BEGIN Entries supplied

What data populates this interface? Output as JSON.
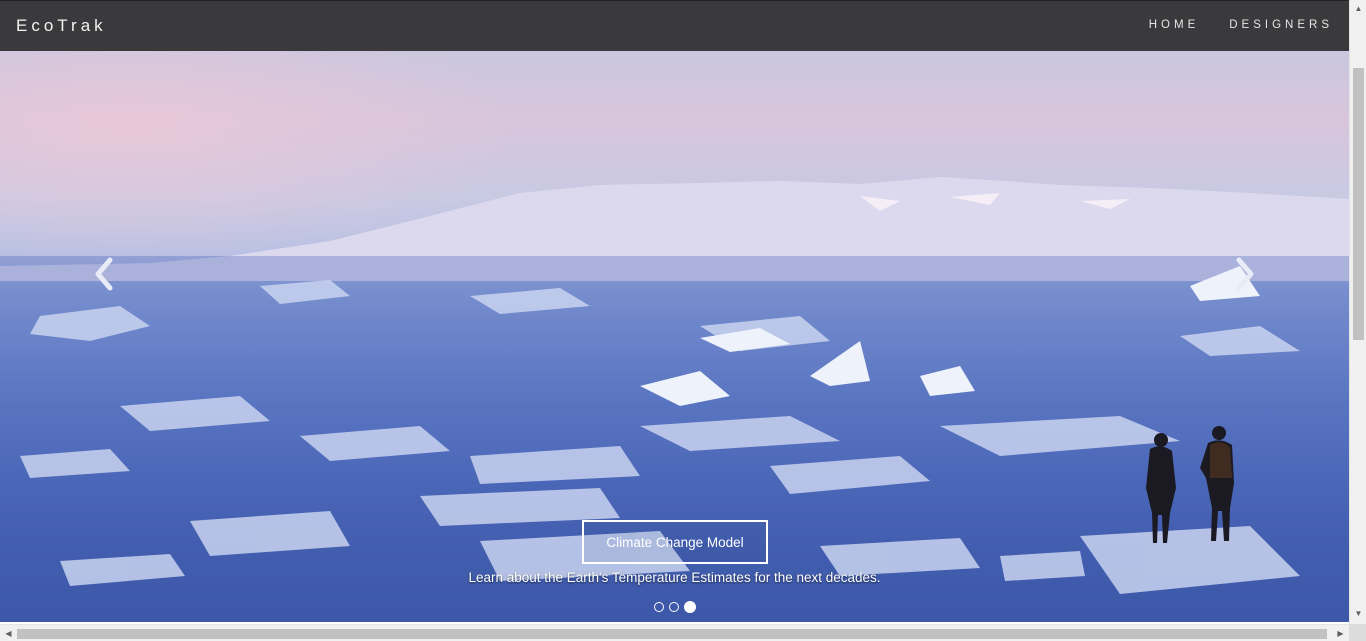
{
  "navbar": {
    "brand": "EcoTrak",
    "links": [
      {
        "label": "HOME"
      },
      {
        "label": "DESIGNERS"
      }
    ]
  },
  "carousel": {
    "slide_image": "arctic-ice-floes-with-two-people",
    "caption_button": "Climate Change Model",
    "caption_text": "Learn about the Earth's Temperature Estimates for the next decades.",
    "indicators": {
      "count": 3,
      "active_index": 2
    },
    "prev_icon": "chevron-left-icon",
    "next_icon": "chevron-right-icon"
  },
  "scrollbars": {
    "vertical": "visible",
    "horizontal": "visible"
  },
  "colors": {
    "navbar_bg": "#3a3a3c",
    "nav_text": "#e6e6e6",
    "caption_border": "#ffffff"
  }
}
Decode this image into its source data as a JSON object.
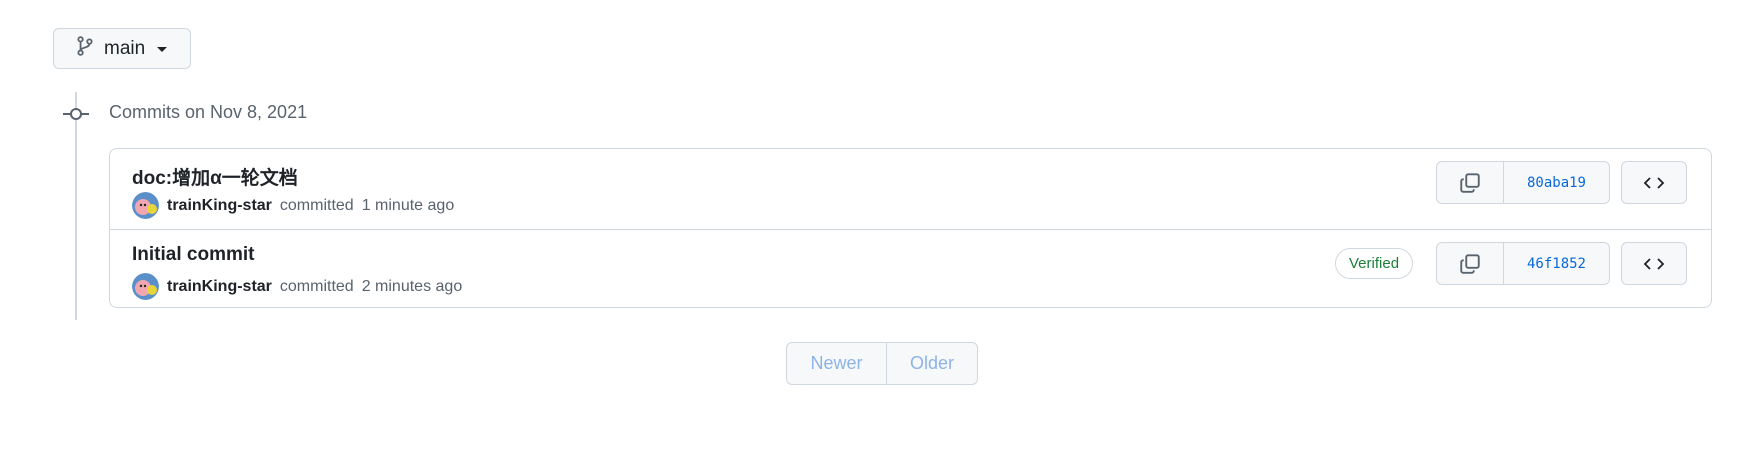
{
  "branch": {
    "name": "main"
  },
  "commit_group": {
    "title": "Commits on Nov 8, 2021"
  },
  "commits": [
    {
      "message": "doc:增加α一轮文档",
      "author": "trainKing-star",
      "action": "committed",
      "time": "1 minute ago",
      "sha": "80aba19",
      "verified": ""
    },
    {
      "message": "Initial commit",
      "author": "trainKing-star",
      "action": "committed",
      "time": "2 minutes ago",
      "sha": "46f1852",
      "verified": "Verified"
    }
  ],
  "pagination": {
    "newer": "Newer",
    "older": "Older"
  },
  "colors": {
    "link": "#0969da",
    "verified": "#1a7f37",
    "border": "#d0d7de",
    "muted": "#59636e",
    "disabled": "#8cb4e6"
  }
}
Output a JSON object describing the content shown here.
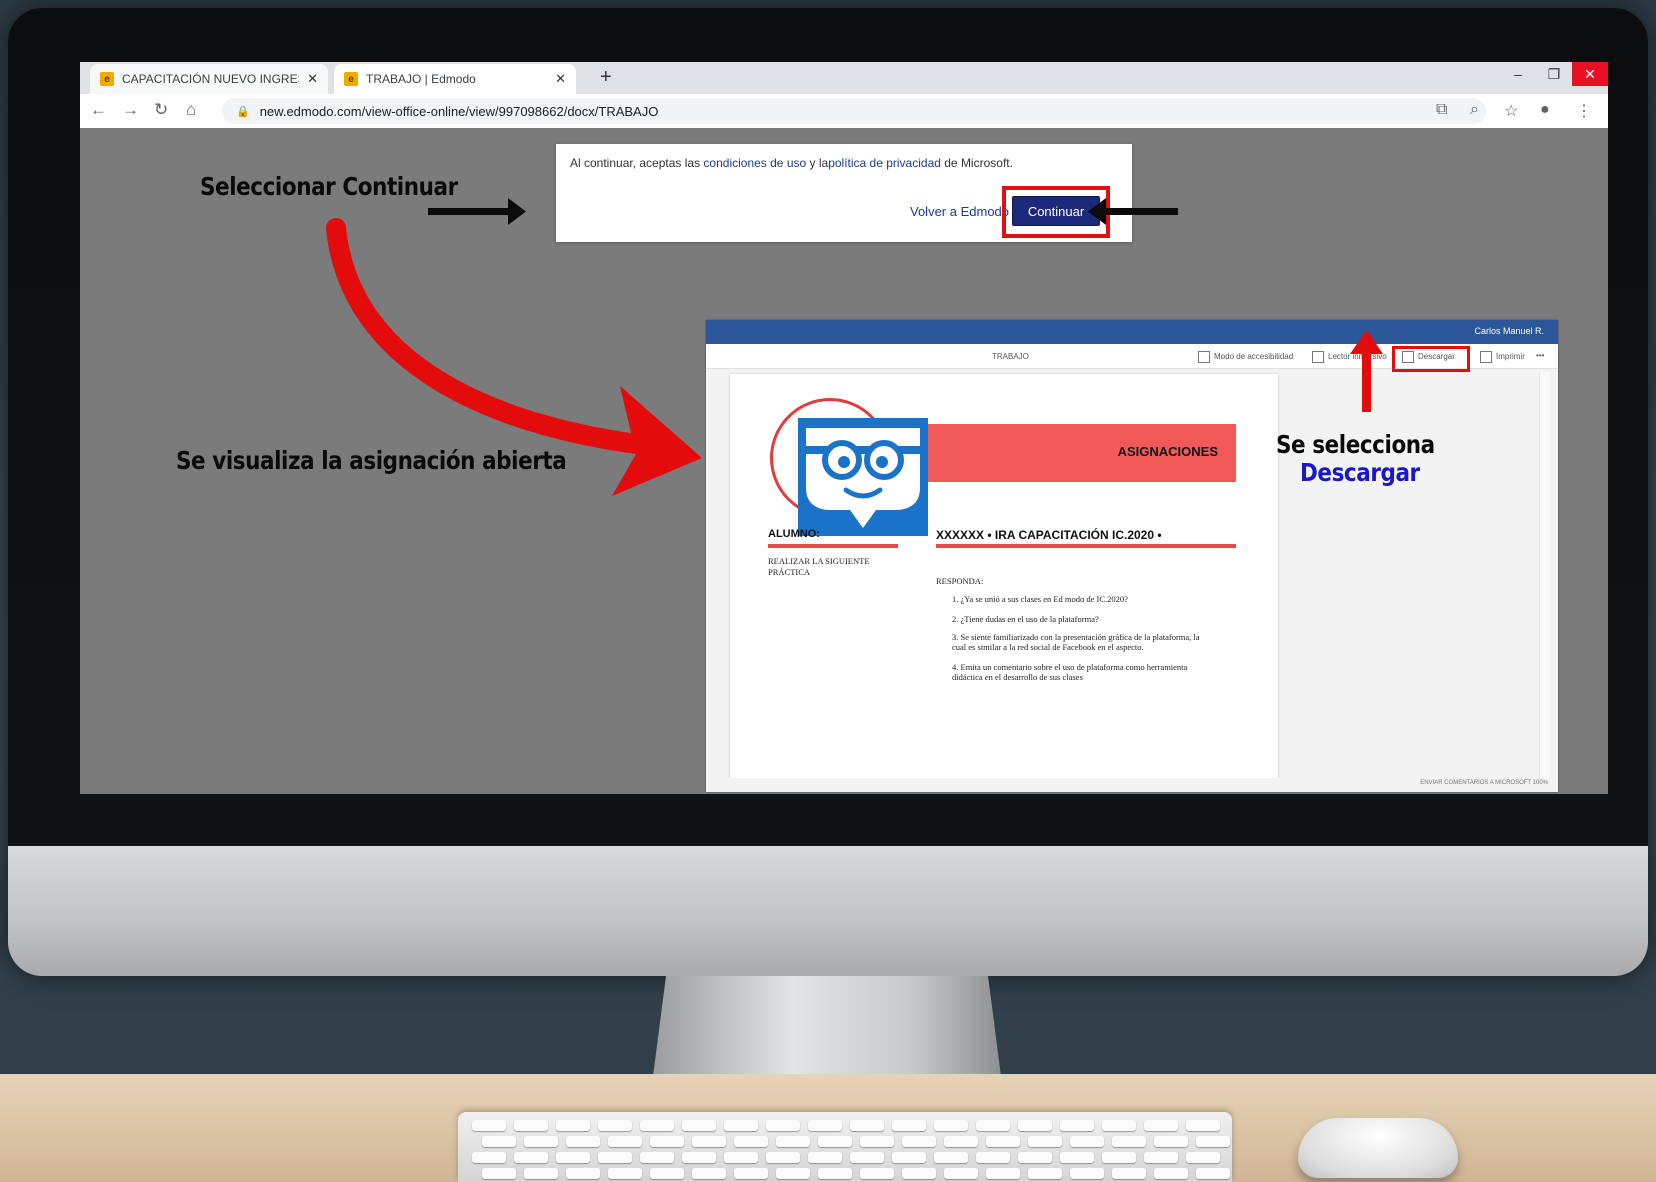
{
  "browser": {
    "tabs": [
      {
        "title": "CAPACITACIÓN NUEVO INGRESO",
        "active": false
      },
      {
        "title": "TRABAJO | Edmodo",
        "active": true
      }
    ],
    "new_tab": "+",
    "close_glyph": "✕",
    "url": "new.edmodo.com/view-office-online/view/997098662/docx/TRABAJO",
    "window_controls": {
      "minimize": "–",
      "restore": "❐",
      "close": "✕"
    }
  },
  "dialog": {
    "text_prefix": "Al continuar, aceptas las ",
    "link_terms": "condiciones de uso",
    "text_and": " y la",
    "link_privacy": "política de privacidad",
    "text_suffix": " de Microsoft.",
    "back_link": "Volver a Edmodo",
    "continue_label": "Continuar"
  },
  "annotations": {
    "select_continue": "Seleccionar Continuar",
    "open_assignment": "Se visualiza la asignación abierta",
    "se_selecciona": "Se selecciona",
    "descargar": "Descargar"
  },
  "doc_viewer": {
    "user": "Carlos Manuel R.",
    "doc_name": "TRABAJO",
    "ribbon": [
      "Modo de accesibilidad",
      "Lector inmersivo",
      "Descargar",
      "Imprimir",
      "•••"
    ],
    "footer": "ENVIAR COMENTARIOS A MICROSOFT    100%",
    "page": {
      "banner": "ASIGNACIONES",
      "alumno": "ALUMNO:",
      "course": "XXXXXX • IRA CAPACITACIÓN IC.2020  •",
      "realizar": "REALIZAR LA SIGUIENTE PRÁCTICA",
      "responda": "RESPONDA:",
      "questions": [
        "1.   ¿Ya se unió a sus clases en Ed modo de IC.2020?",
        "2.   ¿Tiene dudas en el uso de la plataforma?",
        "3.   Se siente familiarizado con la presentación gráfica de la plataforma, la cual es similar a la red social de Facebook en el aspecto.",
        "4.   Emita un comentario sobre el uso de plataforma como herramienta didáctica en el desarrollo de sus clases"
      ]
    }
  },
  "colors": {
    "accent_red": "#e01010",
    "continue_blue": "#1d2a7a",
    "word_blue": "#2b579a",
    "descargar_text": "#1a17c9"
  }
}
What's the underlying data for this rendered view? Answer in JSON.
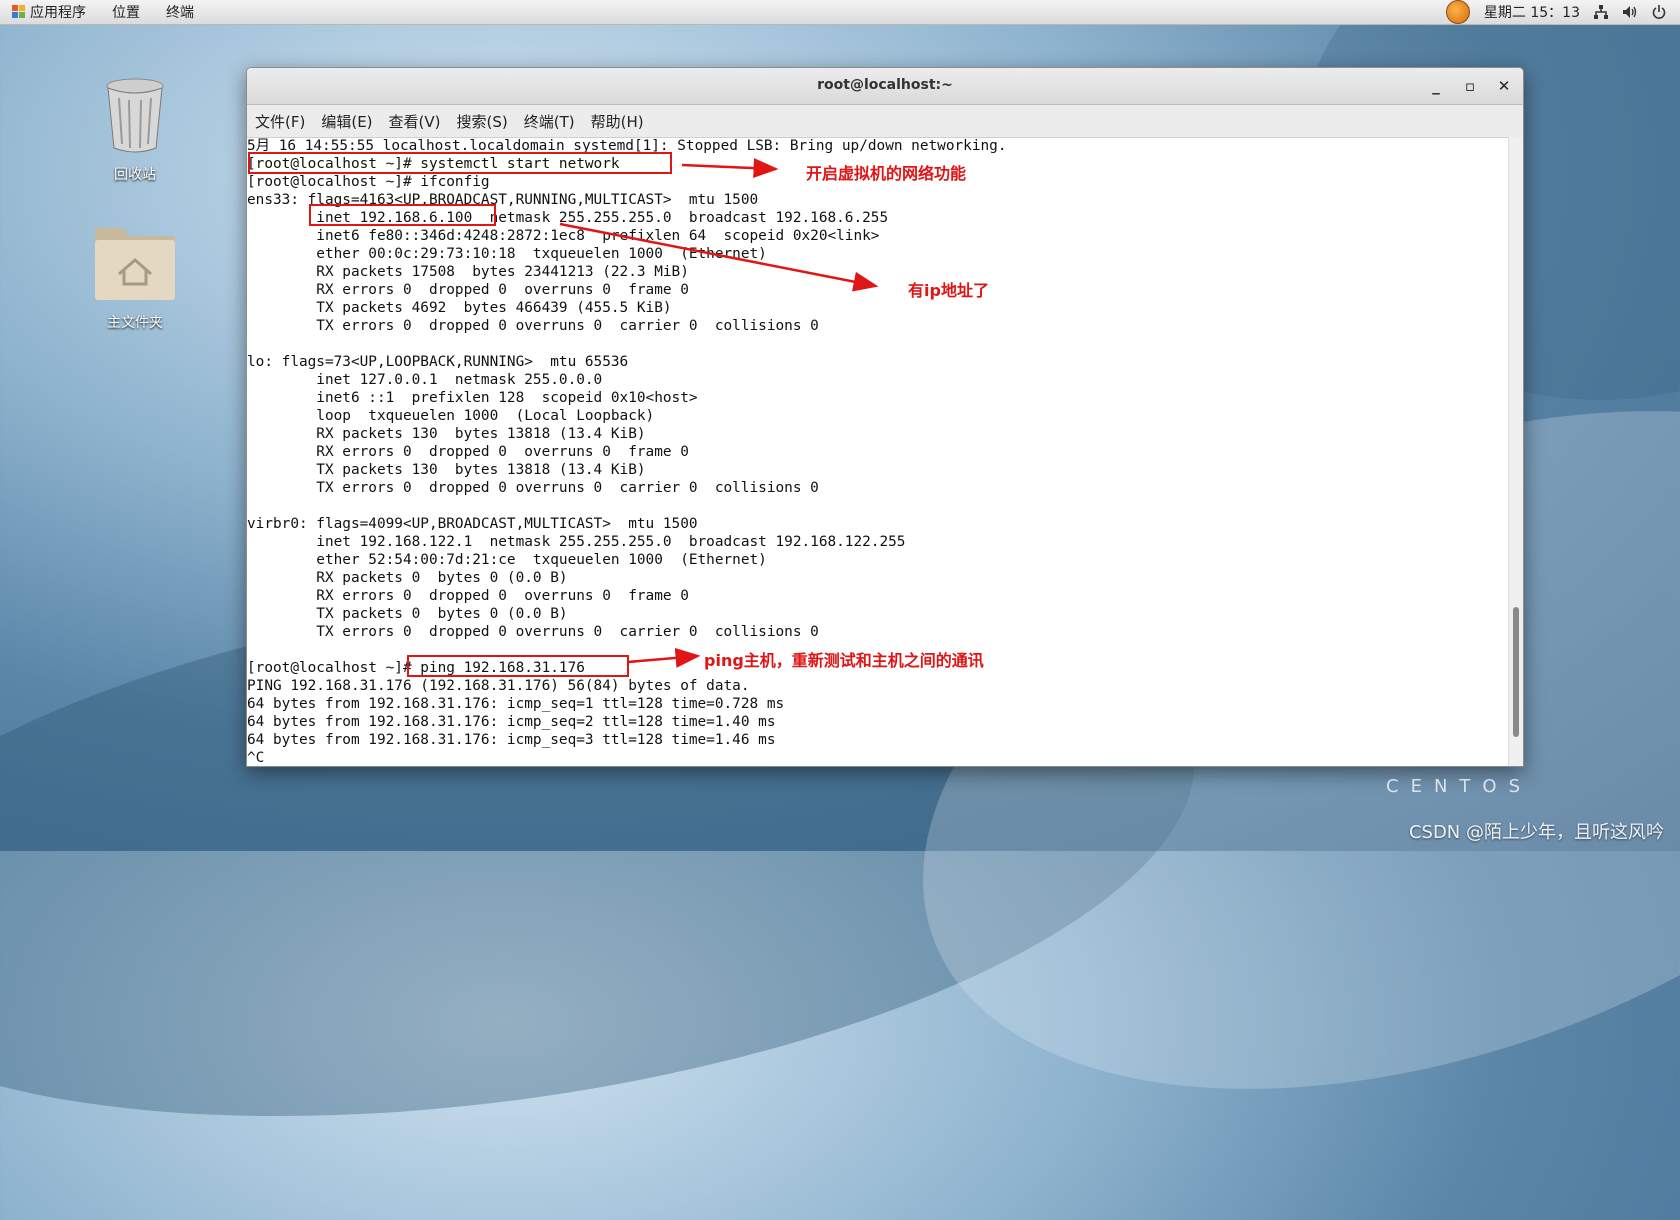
{
  "topbar": {
    "apps_label": "应用程序",
    "places_label": "位置",
    "terminal_label": "终端",
    "clock": "星期二 15：13"
  },
  "desktop": {
    "trash_label": "回收站",
    "home_label": "主文件夹"
  },
  "window": {
    "title": "root@localhost:~",
    "menu": [
      "文件(F)",
      "编辑(E)",
      "查看(V)",
      "搜索(S)",
      "终端(T)",
      "帮助(H)"
    ]
  },
  "terminal_lines": [
    "5月 16 14:55:55 localhost.localdomain systemd[1]: Stopped LSB: Bring up/down networking.",
    "[root@localhost ~]# systemctl start network",
    "[root@localhost ~]# ifconfig",
    "ens33: flags=4163<UP,BROADCAST,RUNNING,MULTICAST>  mtu 1500",
    "        inet 192.168.6.100  netmask 255.255.255.0  broadcast 192.168.6.255",
    "        inet6 fe80::346d:4248:2872:1ec8  prefixlen 64  scopeid 0x20<link>",
    "        ether 00:0c:29:73:10:18  txqueuelen 1000  (Ethernet)",
    "        RX packets 17508  bytes 23441213 (22.3 MiB)",
    "        RX errors 0  dropped 0  overruns 0  frame 0",
    "        TX packets 4692  bytes 466439 (455.5 KiB)",
    "        TX errors 0  dropped 0 overruns 0  carrier 0  collisions 0",
    "",
    "lo: flags=73<UP,LOOPBACK,RUNNING>  mtu 65536",
    "        inet 127.0.0.1  netmask 255.0.0.0",
    "        inet6 ::1  prefixlen 128  scopeid 0x10<host>",
    "        loop  txqueuelen 1000  (Local Loopback)",
    "        RX packets 130  bytes 13818 (13.4 KiB)",
    "        RX errors 0  dropped 0  overruns 0  frame 0",
    "        TX packets 130  bytes 13818 (13.4 KiB)",
    "        TX errors 0  dropped 0 overruns 0  carrier 0  collisions 0",
    "",
    "virbr0: flags=4099<UP,BROADCAST,MULTICAST>  mtu 1500",
    "        inet 192.168.122.1  netmask 255.255.255.0  broadcast 192.168.122.255",
    "        ether 52:54:00:7d:21:ce  txqueuelen 1000  (Ethernet)",
    "        RX packets 0  bytes 0 (0.0 B)",
    "        RX errors 0  dropped 0  overruns 0  frame 0",
    "        TX packets 0  bytes 0 (0.0 B)",
    "        TX errors 0  dropped 0 overruns 0  carrier 0  collisions 0",
    "",
    "[root@localhost ~]# ping 192.168.31.176",
    "PING 192.168.31.176 (192.168.31.176) 56(84) bytes of data.",
    "64 bytes from 192.168.31.176: icmp_seq=1 ttl=128 time=0.728 ms",
    "64 bytes from 192.168.31.176: icmp_seq=2 ttl=128 time=1.40 ms",
    "64 bytes from 192.168.31.176: icmp_seq=3 ttl=128 time=1.46 ms",
    "^C"
  ],
  "annotations": {
    "network_start": "开启虚拟机的网络功能",
    "has_ip": "有ip地址了",
    "ping_host": "ping主机，重新测试和主机之间的通讯",
    "color": "#e01515"
  },
  "branding": {
    "os": "CENTOS",
    "watermark": "CSDN @陌上少年，且听这风吟"
  }
}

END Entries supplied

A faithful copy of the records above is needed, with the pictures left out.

_Problem solution:_
What data populates this interface? Output as JSON.
{
  "navbar": {
    "brand": "EcoTrak",
    "links": [
      {
        "label": "HOME"
      },
      {
        "label": "DESIGNERS"
      }
    ]
  },
  "carousel": {
    "slide_image": "arctic-ice-floes-with-two-people",
    "caption_button": "Climate Change Model",
    "caption_text": "Learn about the Earth's Temperature Estimates for the next decades.",
    "indicators": {
      "count": 3,
      "active_index": 2
    },
    "prev_icon": "chevron-left-icon",
    "next_icon": "chevron-right-icon"
  },
  "scrollbars": {
    "vertical": "visible",
    "horizontal": "visible"
  },
  "colors": {
    "navbar_bg": "#3a3a3c",
    "nav_text": "#e6e6e6",
    "caption_border": "#ffffff"
  }
}
Decode this image into its source data as a JSON object.
{
  "branch": {
    "name": "main"
  },
  "commit_group": {
    "title": "Commits on Nov 8, 2021"
  },
  "commits": [
    {
      "message": "doc:增加α一轮文档",
      "author": "trainKing-star",
      "action": "committed",
      "time": "1 minute ago",
      "sha": "80aba19",
      "verified": ""
    },
    {
      "message": "Initial commit",
      "author": "trainKing-star",
      "action": "committed",
      "time": "2 minutes ago",
      "sha": "46f1852",
      "verified": "Verified"
    }
  ],
  "pagination": {
    "newer": "Newer",
    "older": "Older"
  },
  "colors": {
    "link": "#0969da",
    "verified": "#1a7f37",
    "border": "#d0d7de",
    "muted": "#59636e",
    "disabled": "#8cb4e6"
  }
}
Output a JSON object describing the content shown here.
{
  "browser": {
    "tabs": [
      {
        "title": "CAPACITACIÓN NUEVO INGRESO",
        "active": false
      },
      {
        "title": "TRABAJO | Edmodo",
        "active": true
      }
    ],
    "new_tab": "+",
    "close_glyph": "✕",
    "url": "new.edmodo.com/view-office-online/view/997098662/docx/TRABAJO",
    "window_controls": {
      "minimize": "–",
      "restore": "❐",
      "close": "✕"
    }
  },
  "dialog": {
    "text_prefix": "Al continuar, aceptas las ",
    "link_terms": "condiciones de uso",
    "text_and": " y la",
    "link_privacy": "política de privacidad",
    "text_suffix": " de Microsoft.",
    "back_link": "Volver a Edmodo",
    "continue_label": "Continuar"
  },
  "annotations": {
    "select_continue": "Seleccionar Continuar",
    "open_assignment": "Se visualiza la asignación abierta",
    "se_selecciona": "Se selecciona",
    "descargar": "Descargar"
  },
  "doc_viewer": {
    "user": "Carlos Manuel R.",
    "doc_name": "TRABAJO",
    "ribbon": [
      "Modo de accesibilidad",
      "Lector inmersivo",
      "Descargar",
      "Imprimir",
      "•••"
    ],
    "footer": "ENVIAR COMENTARIOS A MICROSOFT    100%",
    "page": {
      "banner": "ASIGNACIONES",
      "alumno": "ALUMNO:",
      "course": "XXXXXX • IRA CAPACITACIÓN IC.2020  •",
      "realizar": "REALIZAR LA SIGUIENTE PRÁCTICA",
      "responda": "RESPONDA:",
      "questions": [
        "1.   ¿Ya se unió a sus clases en Ed modo de IC.2020?",
        "2.   ¿Tiene dudas en el uso de la plataforma?",
        "3.   Se siente familiarizado con la presentación gráfica de la plataforma, la cual es similar a la red social de Facebook en el aspecto.",
        "4.   Emita un comentario sobre el uso de plataforma como herramienta didáctica en el desarrollo de sus clases"
      ]
    }
  },
  "colors": {
    "accent_red": "#e01010",
    "continue_blue": "#1d2a7a",
    "word_blue": "#2b579a",
    "descargar_text": "#1a17c9"
  }
}
What's the underlying data for this rendered view? Answer in JSON.
{
  "topbar": {
    "apps_label": "应用程序",
    "places_label": "位置",
    "terminal_label": "终端",
    "clock": "星期二 15：13"
  },
  "desktop": {
    "trash_label": "回收站",
    "home_label": "主文件夹"
  },
  "window": {
    "title": "root@localhost:~",
    "menu": [
      "文件(F)",
      "编辑(E)",
      "查看(V)",
      "搜索(S)",
      "终端(T)",
      "帮助(H)"
    ]
  },
  "terminal_lines": [
    "5月 16 14:55:55 localhost.localdomain systemd[1]: Stopped LSB: Bring up/down networking.",
    "[root@localhost ~]# systemctl start network",
    "[root@localhost ~]# ifconfig",
    "ens33: flags=4163<UP,BROADCAST,RUNNING,MULTICAST>  mtu 1500",
    "        inet 192.168.6.100  netmask 255.255.255.0  broadcast 192.168.6.255",
    "        inet6 fe80::346d:4248:2872:1ec8  prefixlen 64  scopeid 0x20<link>",
    "        ether 00:0c:29:73:10:18  txqueuelen 1000  (Ethernet)",
    "        RX packets 17508  bytes 23441213 (22.3 MiB)",
    "        RX errors 0  dropped 0  overruns 0  frame 0",
    "        TX packets 4692  bytes 466439 (455.5 KiB)",
    "        TX errors 0  dropped 0 overruns 0  carrier 0  collisions 0",
    "",
    "lo: flags=73<UP,LOOPBACK,RUNNING>  mtu 65536",
    "        inet 127.0.0.1  netmask 255.0.0.0",
    "        inet6 ::1  prefixlen 128  scopeid 0x10<host>",
    "        loop  txqueuelen 1000  (Local Loopback)",
    "        RX packets 130  bytes 13818 (13.4 KiB)",
    "        RX errors 0  dropped 0  overruns 0  frame 0",
    "        TX packets 130  bytes 13818 (13.4 KiB)",
    "        TX errors 0  dropped 0 overruns 0  carrier 0  collisions 0",
    "",
    "virbr0: flags=4099<UP,BROADCAST,MULTICAST>  mtu 1500",
    "        inet 192.168.122.1  netmask 255.255.255.0  broadcast 192.168.122.255",
    "        ether 52:54:00:7d:21:ce  txqueuelen 1000  (Ethernet)",
    "        RX packets 0  bytes 0 (0.0 B)",
    "        RX errors 0  dropped 0  overruns 0  frame 0",
    "        TX packets 0  bytes 0 (0.0 B)",
    "        TX errors 0  dropped 0 overruns 0  carrier 0  collisions 0",
    "",
    "[root@localhost ~]# ping 192.168.31.176",
    "PING 192.168.31.176 (192.168.31.176) 56(84) bytes of data.",
    "64 bytes from 192.168.31.176: icmp_seq=1 ttl=128 time=0.728 ms",
    "64 bytes from 192.168.31.176: icmp_seq=2 ttl=128 time=1.40 ms",
    "64 bytes from 192.168.31.176: icmp_seq=3 ttl=128 time=1.46 ms",
    "^C"
  ],
  "annotations": {
    "network_start": "开启虚拟机的网络功能",
    "has_ip": "有ip地址了",
    "ping_host": "ping主机，重新测试和主机之间的通讯",
    "color": "#e01515"
  },
  "branding": {
    "os": "CENTOS",
    "watermark": "CSDN @陌上少年，且听这风吟"
  }
}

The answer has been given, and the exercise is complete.